If you are interested in life as a Presentation Brother, please send an e-mail to     



Tuesday, August 11, 2015

Blessed be the Wind!

(I read an article on the environment by Lyall Watson recently. The following is an extract from it. I thought I should share it with you)

 Without wind, most of Earth would be uninhabitable. The tropics would grow so unbearably hot that nothing could live there, and the rest of the planet would freeze. Moisture, if any existed, would be confined to the oceans; and all but the fringes of the great continents … would be desert. There would be no erosion, no soil, and for any community that managed to evolve despite these rigours, no relief from suffocation by their own waste products.

 But with the wind, Earth comes truly alive. Winds provide the circulatory and nervous systems of the planet, sharing out energy and information, distributing both warmth and awareness, making something out of nothing.

 All wind’s properties are borrowed. Our knowledge of it comes at second-hand, but it comes strongly. And this combination of a force that cannot be apprehended, but nonetheless has an undeniable existence, was our first experience of the spiritual. A crack in the cosmos that widened to let the tide of consciousness flow through.

 We are the fruits of the wind—and have been seeded, irrigated, and cultivated by its craft.



Friday, August 7, 2015

Holy Communion

God of the Ordinary 

(I share with you a reflection on Holy Communion taken from Donal Neary SJ) 

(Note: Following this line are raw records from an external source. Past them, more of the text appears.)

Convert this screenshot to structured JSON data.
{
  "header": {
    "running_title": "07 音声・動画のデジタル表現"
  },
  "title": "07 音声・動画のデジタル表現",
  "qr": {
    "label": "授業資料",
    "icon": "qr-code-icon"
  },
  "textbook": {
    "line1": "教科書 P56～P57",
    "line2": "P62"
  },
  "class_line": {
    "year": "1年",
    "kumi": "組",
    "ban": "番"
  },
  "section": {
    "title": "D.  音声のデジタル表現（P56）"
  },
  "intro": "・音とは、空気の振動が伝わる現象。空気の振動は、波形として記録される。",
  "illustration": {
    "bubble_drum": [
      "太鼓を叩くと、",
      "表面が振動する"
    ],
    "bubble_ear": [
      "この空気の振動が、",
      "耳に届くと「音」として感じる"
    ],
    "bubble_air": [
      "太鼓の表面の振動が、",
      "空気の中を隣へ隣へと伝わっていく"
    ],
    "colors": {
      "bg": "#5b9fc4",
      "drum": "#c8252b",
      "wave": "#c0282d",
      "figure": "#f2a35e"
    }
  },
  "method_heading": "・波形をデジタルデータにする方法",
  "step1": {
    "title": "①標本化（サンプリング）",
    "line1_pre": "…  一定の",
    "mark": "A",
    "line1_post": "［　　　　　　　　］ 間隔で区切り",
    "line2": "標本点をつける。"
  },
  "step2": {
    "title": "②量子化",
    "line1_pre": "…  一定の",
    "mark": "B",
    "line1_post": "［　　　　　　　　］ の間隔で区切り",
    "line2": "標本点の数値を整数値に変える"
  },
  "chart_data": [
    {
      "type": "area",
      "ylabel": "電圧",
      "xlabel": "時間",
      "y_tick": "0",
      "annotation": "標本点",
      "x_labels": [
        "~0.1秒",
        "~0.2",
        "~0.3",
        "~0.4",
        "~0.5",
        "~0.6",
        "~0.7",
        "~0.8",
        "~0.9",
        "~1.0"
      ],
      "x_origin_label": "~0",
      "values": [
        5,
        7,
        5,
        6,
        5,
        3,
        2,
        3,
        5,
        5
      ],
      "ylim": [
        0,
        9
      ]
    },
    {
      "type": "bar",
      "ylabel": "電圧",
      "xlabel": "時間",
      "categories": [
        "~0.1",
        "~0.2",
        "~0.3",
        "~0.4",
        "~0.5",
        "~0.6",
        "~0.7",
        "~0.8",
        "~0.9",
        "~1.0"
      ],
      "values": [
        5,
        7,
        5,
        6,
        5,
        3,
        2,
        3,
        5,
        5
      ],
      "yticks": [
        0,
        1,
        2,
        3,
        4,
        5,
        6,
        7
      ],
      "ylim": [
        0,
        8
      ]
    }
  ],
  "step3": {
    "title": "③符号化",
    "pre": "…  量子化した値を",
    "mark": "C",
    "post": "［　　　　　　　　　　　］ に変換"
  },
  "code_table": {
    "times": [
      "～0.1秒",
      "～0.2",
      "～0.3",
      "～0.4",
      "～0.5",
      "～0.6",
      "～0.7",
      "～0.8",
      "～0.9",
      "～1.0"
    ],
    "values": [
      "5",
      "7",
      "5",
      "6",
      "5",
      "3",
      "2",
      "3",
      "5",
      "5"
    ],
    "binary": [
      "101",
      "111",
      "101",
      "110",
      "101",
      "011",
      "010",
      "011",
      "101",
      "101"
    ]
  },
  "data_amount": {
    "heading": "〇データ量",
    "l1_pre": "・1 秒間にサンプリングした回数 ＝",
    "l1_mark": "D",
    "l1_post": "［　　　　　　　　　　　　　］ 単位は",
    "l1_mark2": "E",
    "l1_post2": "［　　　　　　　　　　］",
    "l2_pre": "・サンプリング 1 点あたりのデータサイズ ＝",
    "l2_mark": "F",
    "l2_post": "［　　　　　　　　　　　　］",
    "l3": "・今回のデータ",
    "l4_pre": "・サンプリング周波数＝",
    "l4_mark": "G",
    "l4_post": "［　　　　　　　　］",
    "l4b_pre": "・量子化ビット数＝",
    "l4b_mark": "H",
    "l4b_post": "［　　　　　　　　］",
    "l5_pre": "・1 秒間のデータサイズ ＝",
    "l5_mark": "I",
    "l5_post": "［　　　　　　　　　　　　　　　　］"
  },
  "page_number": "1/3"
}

The Eucharist has a central place in Christian life. It is unique to our faith that God becomes present in a real way in ordinary bread and wine—food for the journey of life in the bread, energy and joy for the journey of life in the wine. Bread and wine were very much part of the ordinary food of the people of Jesus’ time.
Each time we celebrate we recall in a real way the death and resurrection of the Lord. We take part in it, within our place and time. The sacrifice of Christ on the cross and his resurrection is ‘redone’ among us. It is a place and time of grace. The body of Christ is still in our churches and streets because we are there.
The Eucharist is not to commemorate something that happened many years ago. It is our faith and commitment to Christ in his people. All of us are tabernacles of the Lord, and our call is to allow God into our lives and share his message of love. It is sometimes easier to believe in the presence of the Lord in the tabernacle than among each other.
Jesus asks us to share the bread and cup to proclaim this ‘mystery of faith’ for all time. We proclaim that the Jesus of the tabernacle is the Jesus within all of us. Just as there is a light at the tabernacle, maybe we should carry a little red light in front of us to highlight that Jesus Christ dwells in each of us.